Forget MAMILs, stockbrokers and mass media claims that cycling is the new golf/squash/bar billiards. You know that cycling has finally cracked the mainstream when that most conservative of clothing stores Marks and Spencer introduces day clothes with cycling features.
That’s exactly what’s just happened with Marks and Spencer’s introduction of cycling chinos. The High Street giant describes the new trousers as ‘Tapered Water Resistant Cycling Chinos’ though there are very few other details about the cycling features on Marks and Spencer’s website.
Made from water-resistant cotton with two percent Lycra to give some stretch, the big game-changer here could well be the price: just £39.50 for trousers that look normal, but are comfy on the bike.
You can see them on the Marks and Spencer Website here.
Road.cc forum user ceepeeee drew the chinos to our attention. He got a pair yesterday and wore them for the first time this morning. He writes:
“First impressions are good - they fit well, are stretchy enough, the poppers to tighten the ankles work well, the reflective details are subtle enough. Can't comment on the showerproof-ness as it was dry.
“Two big plus points: they only cost £39.50 and they come in larger sizes. I have no idea how they compare to similar offerings from Rapha or Vulpine, for example, but as I can neither afford nor fit into them it's not a comparison I can make. Maybe one of the cycling magazines or website will review them but maybe M&S haven't sent any out - until yesterday they weren't even being sold as cycling specific even though there's a big label inside that says ‘Cycling Chinos’.”
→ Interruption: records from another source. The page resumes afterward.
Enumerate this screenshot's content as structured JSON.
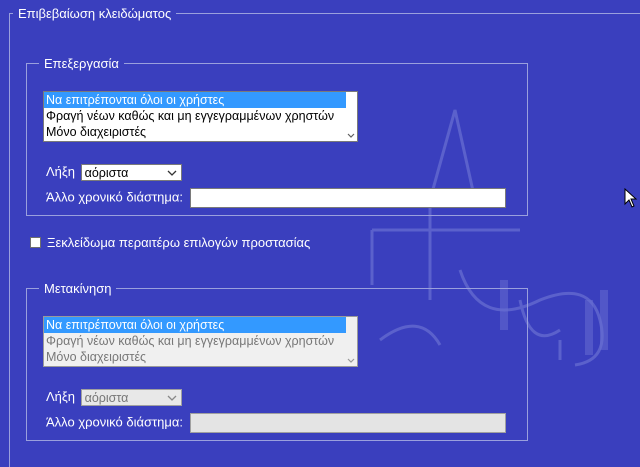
{
  "outer": {
    "legend": "Επιβεβαίωση κλειδώματος"
  },
  "edit": {
    "legend": "Επεξεργασία",
    "options": [
      "Να επιτρέπονται όλοι οι χρήστες",
      "Φραγή νέων καθώς και μη εγγεγραμμένων χρηστών",
      "Μόνο διαχειριστές"
    ],
    "selected_index": 0,
    "expiry_label": "Λήξη",
    "expiry_value": "αόριστα",
    "other_label": "Άλλο χρονικό διάστημα:",
    "other_value": ""
  },
  "unlock": {
    "label": "Ξεκλείδωμα περαιτέρω επιλογών προστασίας",
    "checked": false
  },
  "move": {
    "legend": "Μετακίνηση",
    "options": [
      "Να επιτρέπονται όλοι οι χρήστες",
      "Φραγή νέων καθώς και μη εγγεγραμμένων χρηστών",
      "Μόνο διαχειριστές"
    ],
    "selected_index": 0,
    "expiry_label": "Λήξη",
    "expiry_value": "αόριστα",
    "other_label": "Άλλο χρονικό διάστημα:",
    "other_value": ""
  },
  "colors": {
    "background": "#3a3fbe",
    "selection": "#3399ff",
    "border": "#9aa0dd"
  }
}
Unusually for niche trousers, a large range of sizes is available, and two colours. They’re offered in 30in to 44in waist, in 29in, 31in and 33in leg length and in ‘charcoal’ (dark grey) or ‘stone’ (that horrid light brown that’s the inexplicable default colour for chinos).
As yet, though, there is no women’s equivalent.
Our official grumpy Northerner, John has been riding bikes for over 30 years since discovering as an uncoordinated teen that a sport could be fun if it didn't require you to catch a ball or get in the way of a hulking prop forward.
Road touring was followed by mountain biking and a career racing in the mud that was as brief as it was unsuccessful.
Somewhere along the line came the discovery that he could string a few words together, followed by the even more remarkable discovery that people were mug enough to pay for this rather than expecting him to do an honest day's work. He's pretty certain he's worked for even more bike publications than Mat Brett.
The inevitable 30-something MAMIL transition saw him shift to skinny tyres and these days he lives in Cambridge where the lack of hills is more than made up for by the headwinds.